  17. ^ Russell Moore, "The Evangelical Uneasy Conscience Faces the Future," [22 January 2012]. Online.
  18. ^ "http://www.russellmoore.com/documents/russellmoore/SBJT_2007Winter2.pdf From the House of Jacob to the Iowa Coaucuses: The Future of Israel in Contemporary Evangelical Political Ehtics." Southern Baptist Journal of Theology, Winter, 2007. pg. 17.
  19. ^ Russell D. Moore, "Triumph of the Warrior King: A Theology of the Great Commission." Online.
  20. ^ Russell D. Moore, "Baptist After All: Resurgent Conservatives Face the Future," in Why I am a Baptist (ed. Tom J. Nettles and Russell D. Moore; Nashville: B&H, 2001), 233-46.
  21. ^ Russell D. Moore and Robert E. Sagers, "The Kingdom of God and the Church: A Baptist Reassessment," The Southern Baptist Journal of Theology 12 (Spring 2008): 68-86
  22. ^ Russell Moore, "Orphan Care and the Great Commission Resurgence," [26 June 2009]. Online; Southern Baptist Convention, "On Adoption and Orphan Care," [June 2009]. Online; Russell Moore, "Immigration and the Gospel," [17 June 2011]. Online.
  23. ^ Russell Moore.Black and White and Red All Over: Why Racial Justice is a Gospel Issue," [12 June 2012]. Online; idem, "Race and the Gospel in Mississippi," [30 July 2012]. Online.
  24. ^ a b Alexander Burns, Anti-Trump Republicans Call for a Third-Party Option, New York Times (March 2, 2016).

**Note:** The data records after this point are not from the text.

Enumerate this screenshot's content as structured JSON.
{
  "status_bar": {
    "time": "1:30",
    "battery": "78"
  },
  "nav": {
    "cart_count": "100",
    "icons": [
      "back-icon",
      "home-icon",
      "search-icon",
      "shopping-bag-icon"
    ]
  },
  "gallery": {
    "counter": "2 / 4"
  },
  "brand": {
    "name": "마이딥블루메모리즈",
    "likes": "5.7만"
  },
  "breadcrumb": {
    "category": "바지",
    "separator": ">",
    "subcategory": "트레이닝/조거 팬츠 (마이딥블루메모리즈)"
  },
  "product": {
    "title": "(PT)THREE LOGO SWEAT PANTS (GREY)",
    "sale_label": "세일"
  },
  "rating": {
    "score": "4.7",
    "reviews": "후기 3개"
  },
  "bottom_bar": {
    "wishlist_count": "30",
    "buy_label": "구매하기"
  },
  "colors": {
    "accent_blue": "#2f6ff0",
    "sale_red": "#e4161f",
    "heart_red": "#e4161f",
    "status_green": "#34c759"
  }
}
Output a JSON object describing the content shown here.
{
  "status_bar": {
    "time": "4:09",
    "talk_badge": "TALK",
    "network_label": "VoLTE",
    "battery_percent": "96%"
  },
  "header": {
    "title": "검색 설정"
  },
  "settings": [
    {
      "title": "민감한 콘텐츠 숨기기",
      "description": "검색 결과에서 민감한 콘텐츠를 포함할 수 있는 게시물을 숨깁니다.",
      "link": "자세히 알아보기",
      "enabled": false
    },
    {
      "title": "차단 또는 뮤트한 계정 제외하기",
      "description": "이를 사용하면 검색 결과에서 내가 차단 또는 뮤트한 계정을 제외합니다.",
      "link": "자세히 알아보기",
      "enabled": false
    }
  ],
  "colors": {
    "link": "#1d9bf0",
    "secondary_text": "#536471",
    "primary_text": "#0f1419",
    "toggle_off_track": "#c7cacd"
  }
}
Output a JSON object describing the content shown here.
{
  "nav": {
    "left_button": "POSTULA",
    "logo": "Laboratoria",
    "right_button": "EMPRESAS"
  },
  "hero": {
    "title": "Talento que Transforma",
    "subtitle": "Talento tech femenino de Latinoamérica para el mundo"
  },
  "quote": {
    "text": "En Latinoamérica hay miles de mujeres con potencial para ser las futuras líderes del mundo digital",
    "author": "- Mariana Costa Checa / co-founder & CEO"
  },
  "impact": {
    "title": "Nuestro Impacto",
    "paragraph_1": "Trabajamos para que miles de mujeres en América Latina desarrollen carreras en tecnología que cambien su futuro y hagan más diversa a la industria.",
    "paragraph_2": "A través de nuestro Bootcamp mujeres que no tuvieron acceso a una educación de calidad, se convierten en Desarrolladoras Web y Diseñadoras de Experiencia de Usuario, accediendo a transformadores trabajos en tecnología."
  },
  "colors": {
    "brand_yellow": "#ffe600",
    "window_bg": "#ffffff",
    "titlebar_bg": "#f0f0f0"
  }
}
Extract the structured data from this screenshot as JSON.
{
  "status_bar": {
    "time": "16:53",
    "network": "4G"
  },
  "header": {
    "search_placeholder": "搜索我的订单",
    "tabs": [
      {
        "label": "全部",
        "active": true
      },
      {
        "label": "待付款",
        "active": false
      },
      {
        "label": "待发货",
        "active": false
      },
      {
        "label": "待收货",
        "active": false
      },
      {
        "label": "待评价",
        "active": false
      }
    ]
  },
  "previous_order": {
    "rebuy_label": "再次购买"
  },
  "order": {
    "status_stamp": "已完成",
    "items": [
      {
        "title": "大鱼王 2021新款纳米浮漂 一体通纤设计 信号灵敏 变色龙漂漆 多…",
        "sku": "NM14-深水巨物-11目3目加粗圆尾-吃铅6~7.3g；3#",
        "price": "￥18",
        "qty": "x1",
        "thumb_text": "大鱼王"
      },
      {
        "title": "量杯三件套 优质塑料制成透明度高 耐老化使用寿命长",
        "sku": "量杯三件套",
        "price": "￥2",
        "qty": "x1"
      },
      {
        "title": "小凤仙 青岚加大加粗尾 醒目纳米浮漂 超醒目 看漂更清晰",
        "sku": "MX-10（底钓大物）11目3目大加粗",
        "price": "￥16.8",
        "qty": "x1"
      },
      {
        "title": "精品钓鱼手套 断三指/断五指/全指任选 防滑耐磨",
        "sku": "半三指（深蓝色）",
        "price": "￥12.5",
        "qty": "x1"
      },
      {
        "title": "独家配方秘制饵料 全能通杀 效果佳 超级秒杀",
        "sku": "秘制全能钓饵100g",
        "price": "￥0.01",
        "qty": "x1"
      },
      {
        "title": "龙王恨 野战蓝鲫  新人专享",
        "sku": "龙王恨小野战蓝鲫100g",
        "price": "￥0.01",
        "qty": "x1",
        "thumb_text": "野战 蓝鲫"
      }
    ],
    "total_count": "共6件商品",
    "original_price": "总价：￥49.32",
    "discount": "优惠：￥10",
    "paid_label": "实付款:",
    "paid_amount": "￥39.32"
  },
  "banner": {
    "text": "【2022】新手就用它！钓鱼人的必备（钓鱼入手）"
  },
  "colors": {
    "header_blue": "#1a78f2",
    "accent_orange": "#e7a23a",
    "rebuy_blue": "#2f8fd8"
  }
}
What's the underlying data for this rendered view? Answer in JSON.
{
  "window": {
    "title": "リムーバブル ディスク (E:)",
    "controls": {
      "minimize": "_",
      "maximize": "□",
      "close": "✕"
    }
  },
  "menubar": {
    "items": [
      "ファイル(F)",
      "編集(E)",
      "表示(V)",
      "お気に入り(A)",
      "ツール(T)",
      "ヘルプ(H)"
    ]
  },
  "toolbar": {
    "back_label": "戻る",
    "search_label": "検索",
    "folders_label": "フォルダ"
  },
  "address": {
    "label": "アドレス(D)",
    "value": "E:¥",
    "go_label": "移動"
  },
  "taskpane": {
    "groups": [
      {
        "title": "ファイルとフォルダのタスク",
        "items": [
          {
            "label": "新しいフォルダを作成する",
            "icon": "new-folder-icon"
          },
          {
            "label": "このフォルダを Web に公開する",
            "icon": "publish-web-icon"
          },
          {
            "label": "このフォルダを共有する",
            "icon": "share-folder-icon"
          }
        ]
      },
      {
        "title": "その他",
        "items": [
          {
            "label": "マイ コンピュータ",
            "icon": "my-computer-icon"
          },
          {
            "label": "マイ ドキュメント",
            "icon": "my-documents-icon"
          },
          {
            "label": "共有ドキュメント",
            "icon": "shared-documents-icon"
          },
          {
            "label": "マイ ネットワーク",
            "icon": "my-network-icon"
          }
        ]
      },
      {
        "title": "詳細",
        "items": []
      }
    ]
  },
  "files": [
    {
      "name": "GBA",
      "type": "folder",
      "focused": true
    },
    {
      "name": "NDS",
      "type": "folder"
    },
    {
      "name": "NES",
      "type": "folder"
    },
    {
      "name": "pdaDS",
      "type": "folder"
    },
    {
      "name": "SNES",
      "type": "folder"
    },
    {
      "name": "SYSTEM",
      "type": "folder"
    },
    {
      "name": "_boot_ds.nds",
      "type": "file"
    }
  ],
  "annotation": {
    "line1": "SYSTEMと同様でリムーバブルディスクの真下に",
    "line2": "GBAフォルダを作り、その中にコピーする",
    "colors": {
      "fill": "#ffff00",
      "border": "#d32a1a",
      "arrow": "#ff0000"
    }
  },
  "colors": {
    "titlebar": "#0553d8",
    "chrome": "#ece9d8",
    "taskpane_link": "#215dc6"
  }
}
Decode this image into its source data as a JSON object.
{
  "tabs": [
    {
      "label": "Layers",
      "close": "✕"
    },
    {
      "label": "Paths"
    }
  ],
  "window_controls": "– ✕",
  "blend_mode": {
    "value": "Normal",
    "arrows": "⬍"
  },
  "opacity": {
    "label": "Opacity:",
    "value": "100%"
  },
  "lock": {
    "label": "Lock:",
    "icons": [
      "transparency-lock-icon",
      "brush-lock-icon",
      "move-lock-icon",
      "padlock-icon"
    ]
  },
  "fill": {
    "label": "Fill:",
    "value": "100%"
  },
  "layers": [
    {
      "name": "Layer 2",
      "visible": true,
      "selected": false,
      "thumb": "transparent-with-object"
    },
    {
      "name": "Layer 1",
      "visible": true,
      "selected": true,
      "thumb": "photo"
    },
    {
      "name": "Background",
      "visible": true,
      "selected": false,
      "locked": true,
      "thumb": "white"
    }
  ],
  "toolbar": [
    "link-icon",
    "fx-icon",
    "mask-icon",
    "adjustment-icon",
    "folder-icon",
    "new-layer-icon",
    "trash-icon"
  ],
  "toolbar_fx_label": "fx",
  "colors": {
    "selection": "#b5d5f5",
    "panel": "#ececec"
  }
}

  25. ^ Symposium: Conservatives Against Trump, National Review (January 21, 2016).

External links[edit]